BIG COUNTRY’S rousing Caledonian sound has spun them across the globe, but Clitheroe is fast becoming their second home.

Big Country launched a fresh chapter when their new singer Simon Hough made his debut for the Scots rockers at a discreet gig at the town’s Swan and Royal Hotel.

Hough has replaced former Alarm man Mike Peters, who has returned to his original project after fronting Big Country’s last album, The Journey.

Bruce Watson, one of Big Country’s founder members, said: “It was a rehearsal really, but a lot of locals turned up and it was a brilliant night.

“We wanted to see how Simon would fit in and he got the job.

“He is a very talented vocalist, but what really swung it for us was that his voice range was similar to Stuart Adamson’s.”

Adamson, who also played with The Skids, died a decade ago, aged 43, following a marathon battle with alcoholism and depression.

“Of course, nobody can replace Stuart in Big Country and nobody ever will,” added Watson.

“It is still very hard to speak about him because to me he wasn’t this rock star, he was just a great mate.

“Coming to Clitheroe, though, is a pleasure because we feel at home there.

“We make it our base for a few days once a month, writing new stuff and practicing.

“Our manager, Pete Barton, lives there, plus some of the lads, like drummer Mark Brzezicki come up from London, so Clitheroe is a fantastic place to meet as I live in Scotland.

“Also, there is a great curry house in the town we all enjoy visiting.

“We’ve not played the Grand before but our manager took us to see Showaddywaddy and it is a fabulous venue.

“It is pretty much the start of our tour, so we are really looking forward to the gig because, in a way, it will feel like a home town concert.”

When U2 and Green Day teamed up to deliver a raucous cover version of The Skids’ The Saints are Coming, Stuart Adamson’s band before Big Country, all eyes were back focused on the Big Country name again.

“I played at The Skids reunion gig a few years ago and it certainly sparked a lot of interest in Big Country and created fresh momentum for the band,” added Watson.

“It had a lot to with The Edge. The Saints are Coming was one of his favourite songs.

“Apart from the fact that U2 and Green Day covered the song for charity, it gave the rest of the guys in The Skids some recognition for something they did 30 odd years ago.”

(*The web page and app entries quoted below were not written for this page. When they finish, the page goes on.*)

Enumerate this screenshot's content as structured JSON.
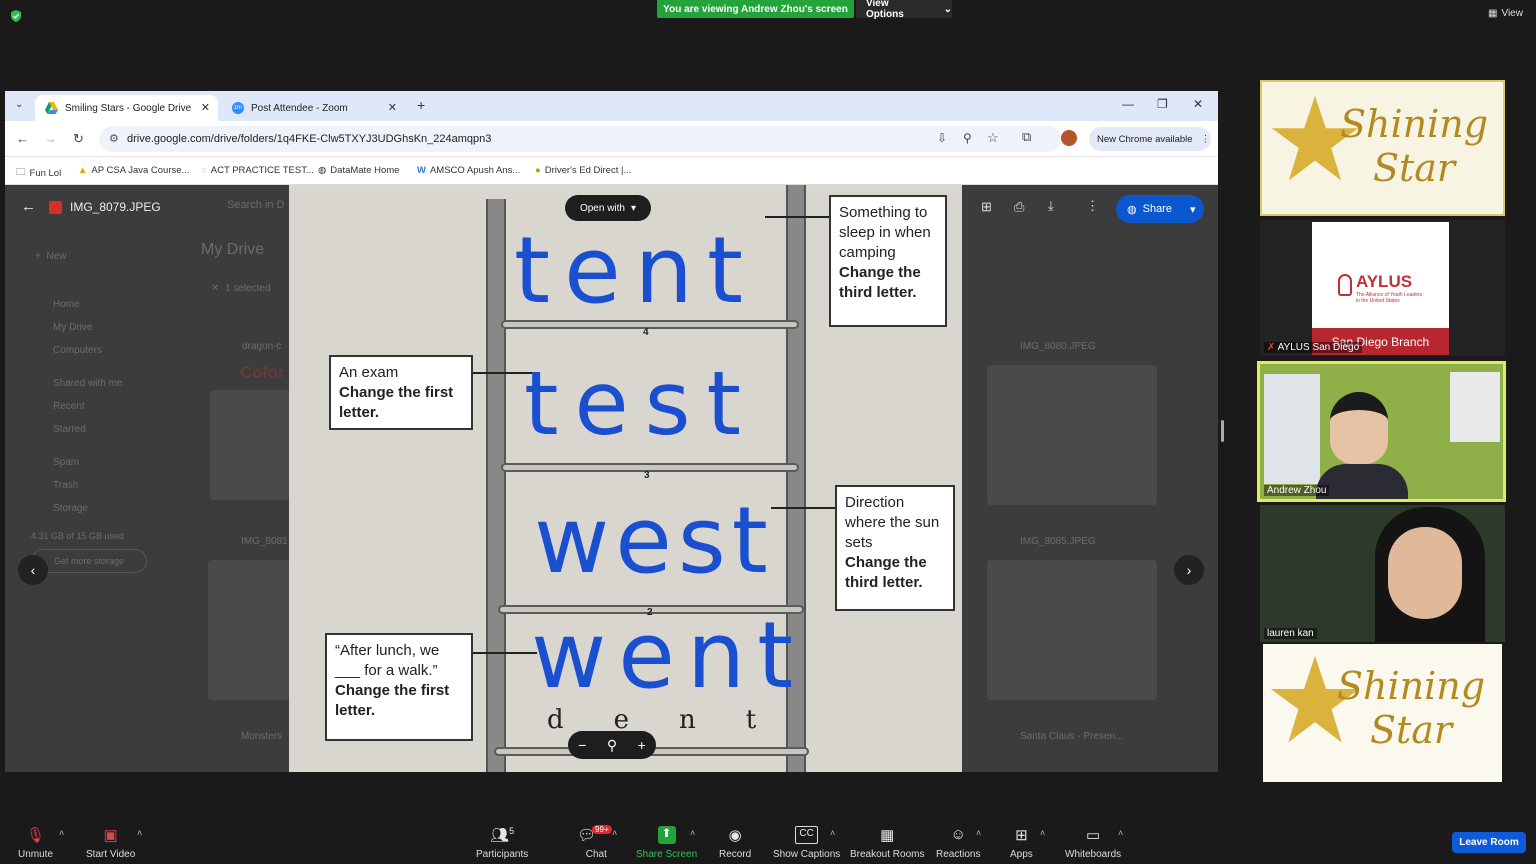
{
  "zoom": {
    "viewing_banner": "You are viewing Andrew Zhou's screen",
    "view_options": "View Options",
    "view_label": "View",
    "leave": "Leave Room",
    "toolbar": [
      {
        "label": "Unmute",
        "icon": "mic-muted-icon"
      },
      {
        "label": "Start Video",
        "icon": "video-off-icon"
      },
      {
        "label": "Participants",
        "icon": "participants-icon",
        "count": "5"
      },
      {
        "label": "Chat",
        "icon": "chat-icon",
        "badge": "99+"
      },
      {
        "label": "Share Screen",
        "icon": "share-screen-icon"
      },
      {
        "label": "Record",
        "icon": "record-icon"
      },
      {
        "label": "Show Captions",
        "icon": "captions-icon"
      },
      {
        "label": "Breakout Rooms",
        "icon": "breakout-rooms-icon"
      },
      {
        "label": "Reactions",
        "icon": "reactions-icon"
      },
      {
        "label": "Apps",
        "icon": "apps-icon"
      },
      {
        "label": "Whiteboards",
        "icon": "whiteboard-icon"
      }
    ],
    "participants": [
      {
        "name": "",
        "logo_text": "Shining Star"
      },
      {
        "name": "AYLUS San Diego",
        "logo_text": "AYLUS",
        "subtitle": "San Diego Branch",
        "tagline": "The Alliance of Youth Leaders in the United States"
      },
      {
        "name": "Andrew Zhou"
      },
      {
        "name": "lauren kan"
      },
      {
        "name": "",
        "logo_text": "Shining Star"
      }
    ]
  },
  "browser": {
    "tabs": [
      {
        "title": "Smiling Stars - Google Drive"
      },
      {
        "title": "Post Attendee - Zoom"
      }
    ],
    "url": "drive.google.com/drive/folders/1q4FKE-Clw5TXYJ3UDGhsKn_224amqpn3",
    "new_chrome": "New Chrome available",
    "bookmarks": [
      "Fun Lol",
      "AP CSA Java Course...",
      "ACT PRACTICE TEST...",
      "DataMate Home",
      "AMSCO Apush Ans...",
      "Driver's Ed Direct |..."
    ]
  },
  "drive": {
    "file_name": "IMG_8079.JPEG",
    "open_with": "Open with",
    "share": "Share",
    "bg": {
      "search": "Search in D",
      "my_drive": "My Drive",
      "new": "New",
      "selected": "1 selected",
      "sidebar": [
        "Home",
        "My Drive",
        "Computers",
        "Shared with me",
        "Recent",
        "Starred",
        "Spam",
        "Trash",
        "Storage"
      ],
      "storage": "4.31 GB of 15 GB used",
      "get_storage": "Get more storage",
      "files": [
        "dragon-c",
        "IMG_8080.JPEG",
        "IMG_8081",
        "IMG_8085.JPEG",
        "Monsters",
        "Santa Claus - Presen..."
      ],
      "color_word": "Color"
    }
  },
  "worksheet": {
    "clues": [
      {
        "line1": "Something to",
        "line2": "sleep in when",
        "line3": "camping",
        "instr1": "Change the",
        "instr2": "third letter."
      },
      {
        "line1": "An exam",
        "line2": "",
        "line3": "",
        "instr1": "Change the first",
        "instr2": "letter."
      },
      {
        "line1": "Direction",
        "line2": "where the sun",
        "line3": "sets",
        "instr1": "Change the",
        "instr2": "third letter."
      },
      {
        "line1": "“After lunch, we",
        "line2": "___ for a walk.”",
        "line3": "",
        "instr1": "Change the first",
        "instr2": "letter."
      }
    ],
    "rung_numbers": [
      "4",
      "3",
      "2"
    ],
    "written_words": [
      "tent",
      "test",
      "west",
      "went"
    ],
    "printed_word": [
      "d",
      "e",
      "n",
      "t"
    ],
    "ink_color": "#1a4fd0"
  }
}
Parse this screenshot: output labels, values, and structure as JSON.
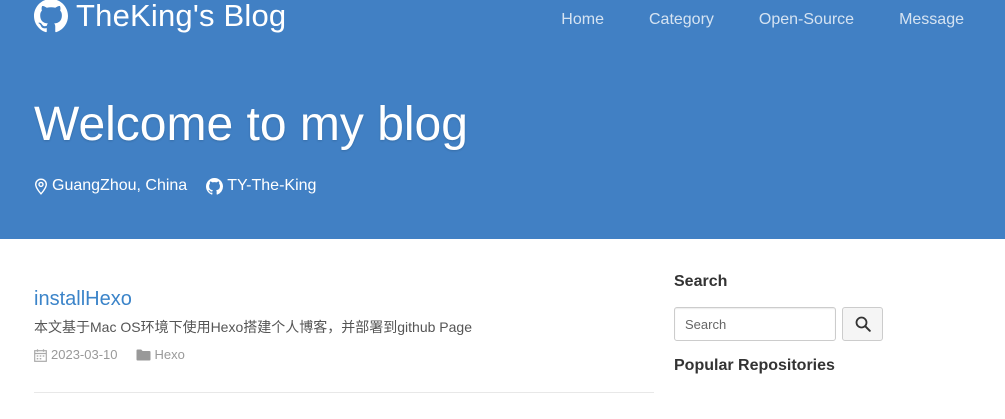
{
  "header": {
    "brand": {
      "title": "TheKing's Blog",
      "icon": "github-icon"
    },
    "nav": [
      {
        "label": "Home"
      },
      {
        "label": "Category"
      },
      {
        "label": "Open-Source"
      },
      {
        "label": "Message"
      }
    ],
    "hero_title": "Welcome to my blog",
    "location": {
      "icon": "location-pin-icon",
      "text": "GuangZhou, China"
    },
    "github_user": {
      "icon": "github-icon",
      "text": "TY-The-King"
    },
    "background_color": "#4180c4"
  },
  "posts": [
    {
      "title": "installHexo",
      "excerpt": "本文基于Mac OS环境下使用Hexo搭建个人博客，并部署到github Page",
      "date": "2023-03-10",
      "date_icon": "calendar-icon",
      "category": "Hexo",
      "category_icon": "folder-icon"
    }
  ],
  "sidebar": {
    "search": {
      "heading": "Search",
      "placeholder": "Search",
      "button_icon": "search-icon"
    },
    "popular_heading": "Popular Repositories"
  },
  "colors": {
    "accent": "#4180c4",
    "link": "#3b84c9"
  }
}
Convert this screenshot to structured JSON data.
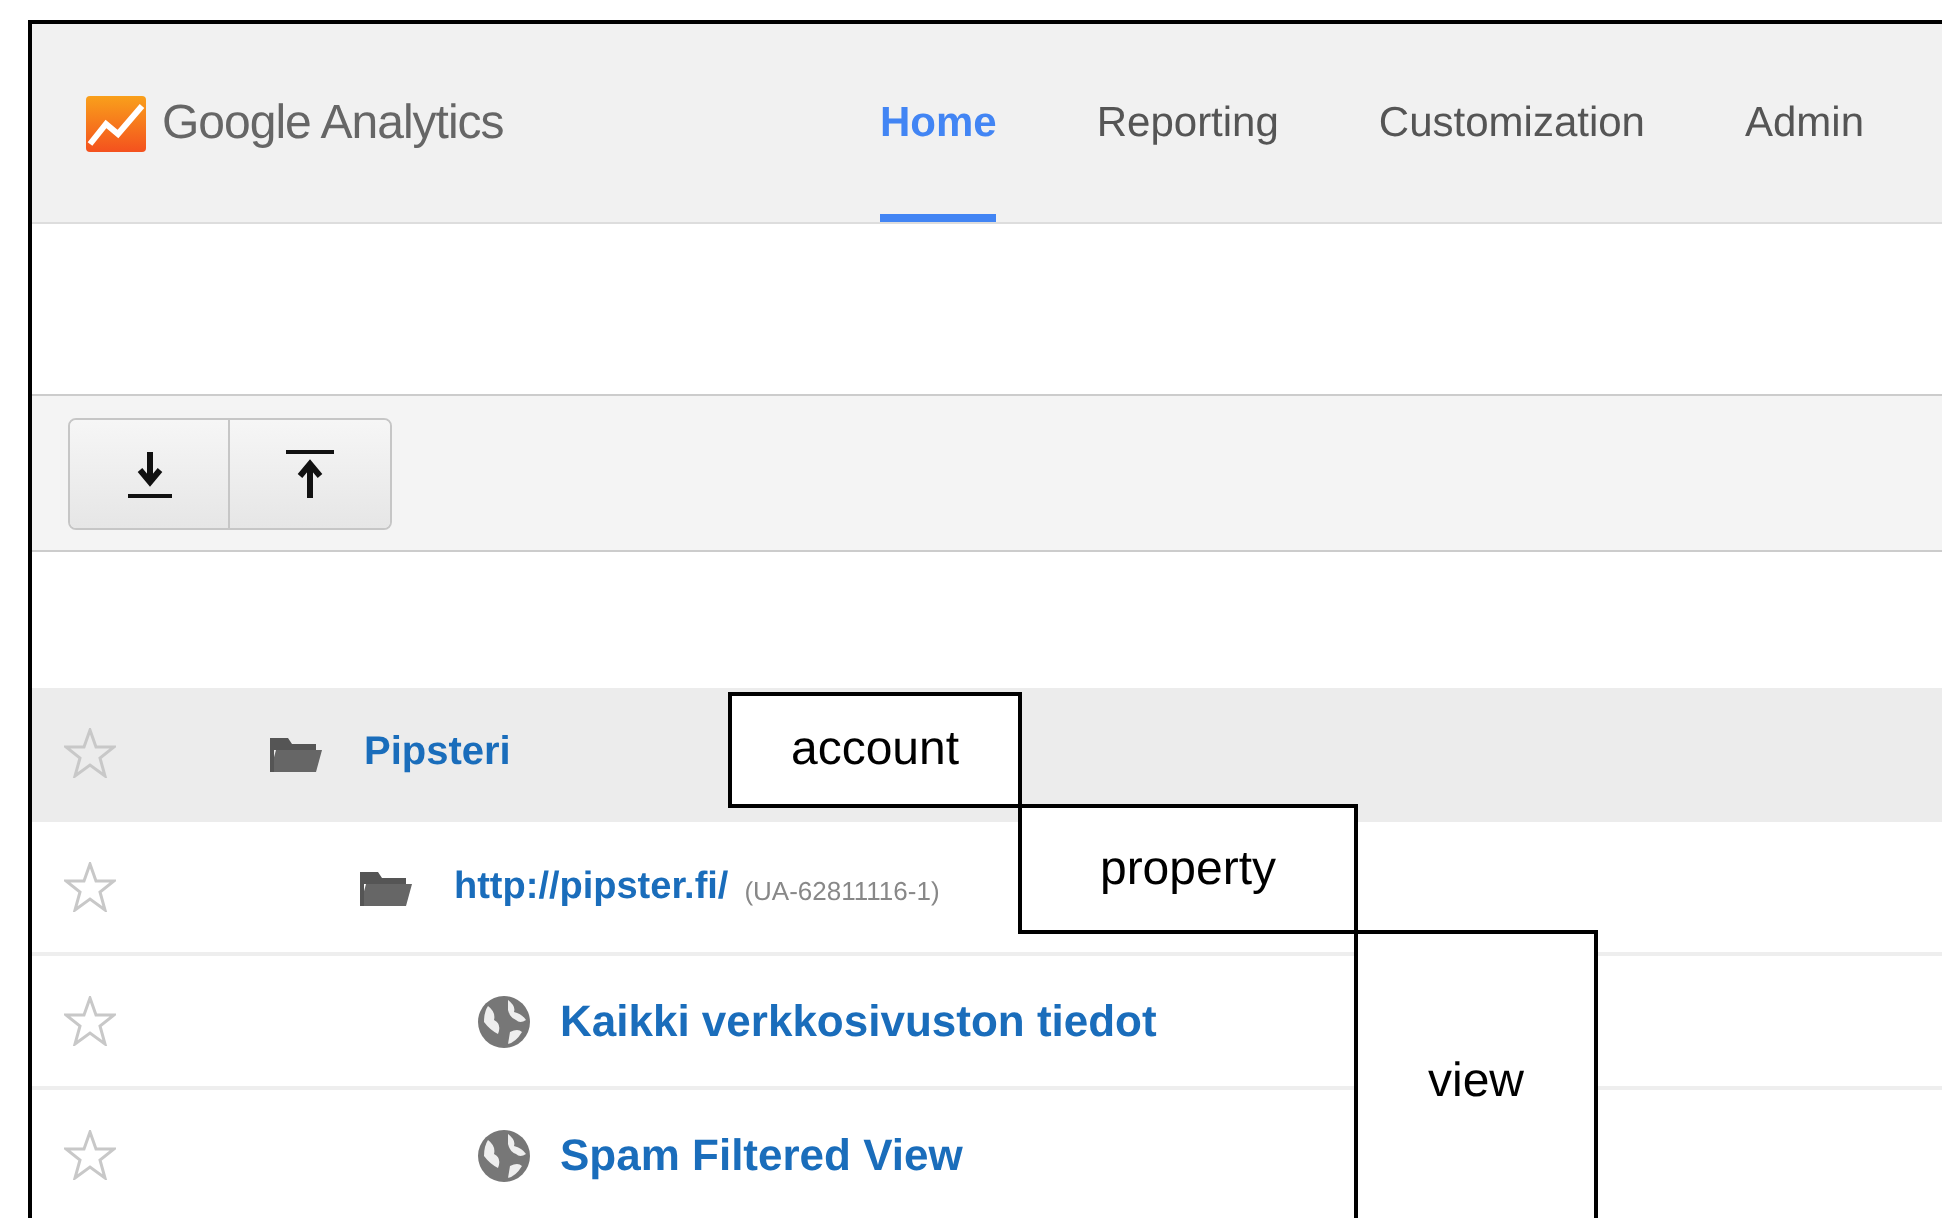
{
  "header": {
    "logo_text": "Google Analytics",
    "tabs": [
      {
        "label": "Home",
        "selected": true
      },
      {
        "label": "Reporting",
        "selected": false
      },
      {
        "label": "Customization",
        "selected": false
      },
      {
        "label": "Admin",
        "selected": false
      }
    ]
  },
  "toolbar": {
    "buttons": [
      {
        "kind": "expand"
      },
      {
        "kind": "collapse"
      }
    ]
  },
  "tree": [
    {
      "kind": "account",
      "name": "Pipsteri",
      "selected": true,
      "children": [
        {
          "kind": "property",
          "name": "http://pipster.fi/",
          "tracking_id": "(UA-62811116-1)",
          "selected": false,
          "children": [
            {
              "kind": "view",
              "name": "Kaikki verkkosivuston tiedot",
              "selected": false
            },
            {
              "kind": "view",
              "name": "Spam Filtered View",
              "selected": false
            }
          ]
        }
      ]
    }
  ],
  "annotations": [
    {
      "label": "account"
    },
    {
      "label": "property"
    },
    {
      "label": "view"
    }
  ]
}
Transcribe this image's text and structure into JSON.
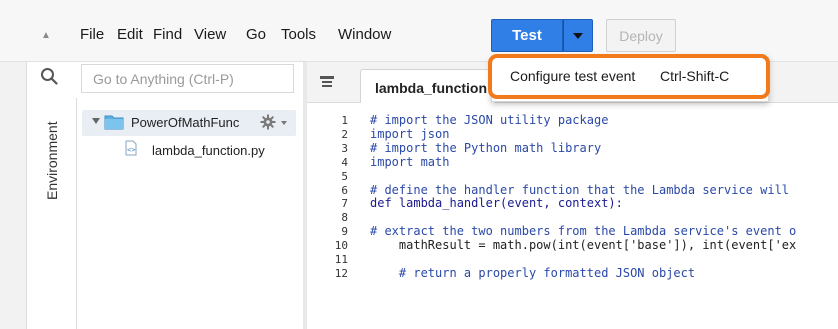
{
  "menu": {
    "items": [
      "File",
      "Edit",
      "Find",
      "View",
      "Go",
      "Tools",
      "Window"
    ],
    "test_label": "Test",
    "deploy_label": "Deploy"
  },
  "dropdown": {
    "item_label": "Configure test event",
    "shortcut": "Ctrl-Shift-C"
  },
  "sidebar": {
    "search_placeholder": "Go to Anything (Ctrl-P)",
    "env_tab_label": "Environment",
    "tree": {
      "root_label": "PowerOfMathFunc",
      "file_label": "lambda_function.py"
    }
  },
  "editor": {
    "tab_label": "lambda_function",
    "lines": [
      {
        "n": "1",
        "text": "# import the JSON utility package"
      },
      {
        "n": "2",
        "text": "import json"
      },
      {
        "n": "3",
        "text": "# import the Python math library"
      },
      {
        "n": "4",
        "text": "import math"
      },
      {
        "n": "5",
        "text": ""
      },
      {
        "n": "6",
        "text": "# define the handler function that the Lambda service will"
      },
      {
        "n": "7",
        "text": "def lambda_handler(event, context):"
      },
      {
        "n": "8",
        "text": ""
      },
      {
        "n": "9",
        "text": "# extract the two numbers from the Lambda service's event o"
      },
      {
        "n": "10",
        "text": "    mathResult = math.pow(int(event['base']), int(event['ex"
      },
      {
        "n": "11",
        "text": ""
      },
      {
        "n": "12",
        "text": "    # return a properly formatted JSON object"
      }
    ]
  },
  "colors": {
    "accent": "#2f7fe6",
    "highlight": "#f27a1a"
  },
  "icons": {
    "search": "search-icon",
    "folder": "folder-icon",
    "file": "python-file-icon",
    "gear": "gear-icon"
  }
}
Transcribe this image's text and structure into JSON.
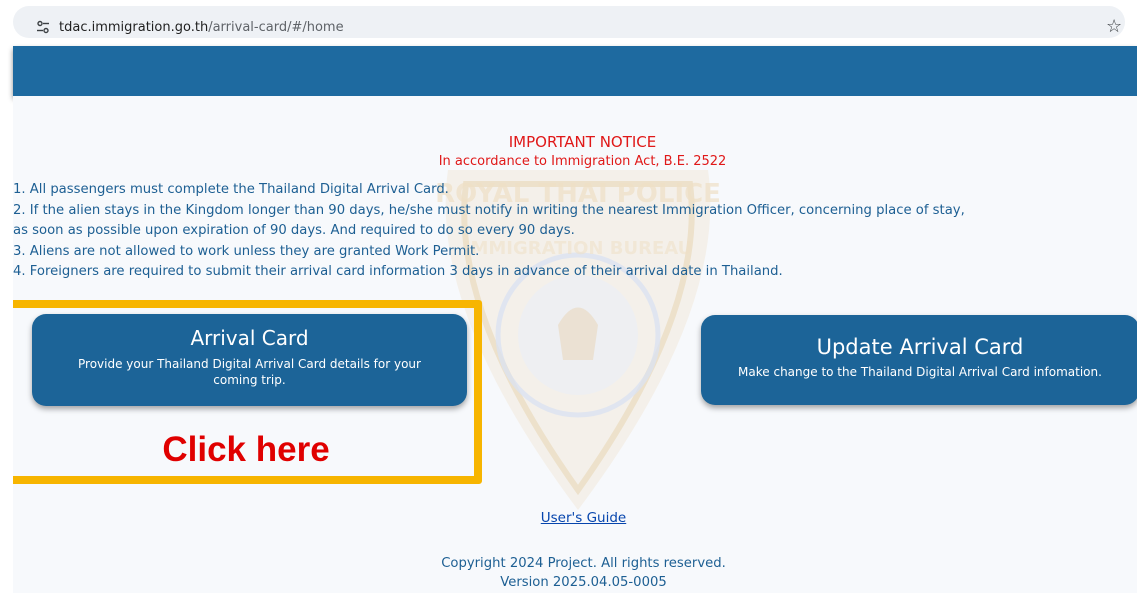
{
  "browser": {
    "url_domain": "tdac.immigration.go.th",
    "url_path": "/arrival-card/#/home"
  },
  "notice": {
    "title": "IMPORTANT NOTICE",
    "subtitle": "In accordance to Immigration Act, B.E. 2522",
    "rules": [
      "1. All passengers must complete the Thailand Digital Arrival Card.",
      "2. If the alien stays in the Kingdom longer than 90 days, he/she must notify in writing the nearest Immigration Officer, concerning place of stay,",
      "as soon as possible upon expiration of 90 days. And required to do so every 90 days.",
      "3. Aliens are not allowed to work unless they are granted Work Permit.",
      "4. Foreigners are required to submit their arrival card information 3 days in advance of their arrival date in Thailand."
    ]
  },
  "arrival_card": {
    "title": "Arrival Card",
    "description": "Provide your Thailand Digital Arrival Card details for your coming trip."
  },
  "update_card": {
    "title": "Update Arrival Card",
    "description": "Make change to the Thailand Digital Arrival Card infomation."
  },
  "annotation": {
    "click_label": "Click here",
    "highlight_color": "#f7b500"
  },
  "footer": {
    "guide_link": "User's Guide",
    "copyright": "Copyright 2024 Project. All rights reserved.",
    "version": "Version 2025.04.05-0005"
  },
  "watermark": {
    "text_top": "ROYAL THAI POLICE",
    "text_mid": "IMMIGRATION BUREAU"
  },
  "colors": {
    "header_blue": "#1e6aa0",
    "button_blue": "#1c6498",
    "notice_red": "#e01818",
    "text_blue": "#1d5f93"
  }
}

Big Country’s debut album, The Crossing, proved a smash with their barnstorming anthems Fields of Fire, Chance and Harvest Home — and the songs continue to be as popular as ever.

“I never thought we’d play together as Big Country again after Stuart died. It didn’t really seem possible,” said Watson.

“It is different now, I suppose, because we’ve all grown up.

“There’s no pressure anymore to get on the front of this magazine or doing interviews with the New Musical Express or whoever.

“It is a lot more of a fun thing now. I’ve heard people call us a heritage band and that’s fine.

“When I see our original fans bringing their sons and daughters to the gigs it is great to see.

“I’m intensely proud of songs like Fields of Fire and I think they’ve stood the test of time well.”

  • Big Country, Clitheroe Grand Theatre, Friday, May 16. Details from 01200 421599